## WORK TO COMPLETE:
Every entry has to be restated word for word.

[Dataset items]
━━━━━━━━━━━━━━━━━━━━━━━━━━━━━━

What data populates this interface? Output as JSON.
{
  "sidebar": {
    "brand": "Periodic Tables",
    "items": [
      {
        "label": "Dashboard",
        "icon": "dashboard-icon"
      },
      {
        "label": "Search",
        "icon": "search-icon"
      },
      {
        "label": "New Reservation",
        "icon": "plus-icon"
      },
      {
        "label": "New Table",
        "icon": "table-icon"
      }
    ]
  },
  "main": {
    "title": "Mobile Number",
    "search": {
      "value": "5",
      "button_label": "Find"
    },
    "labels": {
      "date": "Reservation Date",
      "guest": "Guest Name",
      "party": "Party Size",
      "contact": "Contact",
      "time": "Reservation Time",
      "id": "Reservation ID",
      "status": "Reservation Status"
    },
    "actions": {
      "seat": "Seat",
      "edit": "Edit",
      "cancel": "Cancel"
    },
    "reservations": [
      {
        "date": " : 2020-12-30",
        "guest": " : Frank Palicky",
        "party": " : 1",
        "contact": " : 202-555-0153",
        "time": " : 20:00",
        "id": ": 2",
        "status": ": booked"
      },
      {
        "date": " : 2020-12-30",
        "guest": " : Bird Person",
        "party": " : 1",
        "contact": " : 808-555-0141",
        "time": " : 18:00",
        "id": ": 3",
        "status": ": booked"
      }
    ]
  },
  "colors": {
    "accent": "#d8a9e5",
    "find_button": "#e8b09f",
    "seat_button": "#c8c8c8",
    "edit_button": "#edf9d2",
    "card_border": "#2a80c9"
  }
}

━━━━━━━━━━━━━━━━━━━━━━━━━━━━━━

## EXERCISE OUTPUT:
What data populates this interface? Output as JSON.
{
  "sidebar": {
    "brand": "Periodic Tables",
    "items": [
      {
        "label": "Dashboard",
        "icon": "dashboard-icon"
      },
      {
        "label": "Search",
        "icon": "search-icon"
      },
      {
        "label": "New Reservation",
        "icon": "plus-icon"
      },
      {
        "label": "New Table",
        "icon": "table-icon"
      }
    ]
  },
  "main": {
    "title": "Mobile Number",
    "search": {
      "value": "5",
      "button_label": "Find"
    },
    "labels": {
      "date": "Reservation Date",
      "guest": "Guest Name",
      "party": "Party Size",
      "contact": "Contact",
      "time": "Reservation Time",
      "id": "Reservation ID",
      "status": "Reservation Status"
    },
    "actions": {
      "seat": "Seat",
      "edit": "Edit",
      "cancel": "Cancel"
    },
    "reservations": [
      {
        "date": " : 2020-12-30",
        "guest": " : Frank Palicky",
        "party": " : 1",
        "contact": " : 202-555-0153",
        "time": " : 20:00",
        "id": ": 2",
        "status": ": booked"
      },
      {
        "date": " : 2020-12-30",
        "guest": " : Bird Person",
        "party": " : 1",
        "contact": " : 808-555-0141",
        "time": " : 18:00",
        "id": ": 3",
        "status": ": booked"
      }
    ]
  },
  "colors": {
    "accent": "#d8a9e5",
    "find_button": "#e8b09f",
    "seat_button": "#c8c8c8",
    "edit_button": "#edf9d2",
    "card_border": "#2a80c9"
  }
}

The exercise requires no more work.